> **Description of the task**: Look through the records and copy each line that has "this" in it.

[Supplied records]

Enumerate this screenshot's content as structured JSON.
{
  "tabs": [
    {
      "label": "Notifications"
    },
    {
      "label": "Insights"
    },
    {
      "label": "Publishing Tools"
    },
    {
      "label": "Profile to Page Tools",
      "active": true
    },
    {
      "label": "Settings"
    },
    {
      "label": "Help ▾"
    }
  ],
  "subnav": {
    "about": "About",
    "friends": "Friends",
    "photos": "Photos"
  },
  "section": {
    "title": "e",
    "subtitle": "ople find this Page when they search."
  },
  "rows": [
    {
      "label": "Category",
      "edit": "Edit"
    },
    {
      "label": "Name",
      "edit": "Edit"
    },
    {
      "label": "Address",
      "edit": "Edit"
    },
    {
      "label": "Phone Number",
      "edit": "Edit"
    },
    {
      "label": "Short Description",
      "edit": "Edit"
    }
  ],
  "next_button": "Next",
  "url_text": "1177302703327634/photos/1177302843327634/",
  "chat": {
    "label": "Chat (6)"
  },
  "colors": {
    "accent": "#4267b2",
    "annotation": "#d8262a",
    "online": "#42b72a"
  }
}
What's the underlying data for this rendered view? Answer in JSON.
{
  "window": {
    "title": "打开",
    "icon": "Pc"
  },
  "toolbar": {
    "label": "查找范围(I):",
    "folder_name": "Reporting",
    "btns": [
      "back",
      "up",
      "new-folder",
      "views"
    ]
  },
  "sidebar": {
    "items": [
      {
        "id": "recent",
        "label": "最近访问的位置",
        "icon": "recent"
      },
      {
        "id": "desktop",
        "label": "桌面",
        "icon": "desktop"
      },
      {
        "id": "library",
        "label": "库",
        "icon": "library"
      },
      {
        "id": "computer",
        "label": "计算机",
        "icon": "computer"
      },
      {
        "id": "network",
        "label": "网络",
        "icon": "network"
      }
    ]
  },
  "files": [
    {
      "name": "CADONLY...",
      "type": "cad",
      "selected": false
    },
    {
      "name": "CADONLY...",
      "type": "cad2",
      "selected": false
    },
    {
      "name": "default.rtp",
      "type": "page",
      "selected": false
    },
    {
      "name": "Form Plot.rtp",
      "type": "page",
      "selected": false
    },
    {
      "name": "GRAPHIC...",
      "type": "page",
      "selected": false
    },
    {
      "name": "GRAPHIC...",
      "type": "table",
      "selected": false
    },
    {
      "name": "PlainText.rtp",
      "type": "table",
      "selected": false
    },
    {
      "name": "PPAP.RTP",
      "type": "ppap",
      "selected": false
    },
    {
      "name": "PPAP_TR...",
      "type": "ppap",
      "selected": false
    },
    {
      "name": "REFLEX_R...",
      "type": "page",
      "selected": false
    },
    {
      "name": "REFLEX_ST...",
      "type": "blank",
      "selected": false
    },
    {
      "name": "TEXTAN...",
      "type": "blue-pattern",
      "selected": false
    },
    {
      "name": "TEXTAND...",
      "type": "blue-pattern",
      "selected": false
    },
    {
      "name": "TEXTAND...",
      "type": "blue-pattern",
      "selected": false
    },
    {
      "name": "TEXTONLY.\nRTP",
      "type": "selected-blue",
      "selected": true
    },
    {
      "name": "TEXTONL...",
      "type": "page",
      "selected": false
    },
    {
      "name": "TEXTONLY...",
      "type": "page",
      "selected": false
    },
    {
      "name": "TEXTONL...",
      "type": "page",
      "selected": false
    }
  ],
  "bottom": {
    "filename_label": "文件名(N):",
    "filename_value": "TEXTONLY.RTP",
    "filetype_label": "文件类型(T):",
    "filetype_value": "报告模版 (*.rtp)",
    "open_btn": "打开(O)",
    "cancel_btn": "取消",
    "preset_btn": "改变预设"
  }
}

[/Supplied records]

> **Answer for the task**:
Enumerate this screenshot's content as structured JSON.
    "subtitle": "ople find this Page when they search."
What's the underlying data for this rendered view? Answer in JSON.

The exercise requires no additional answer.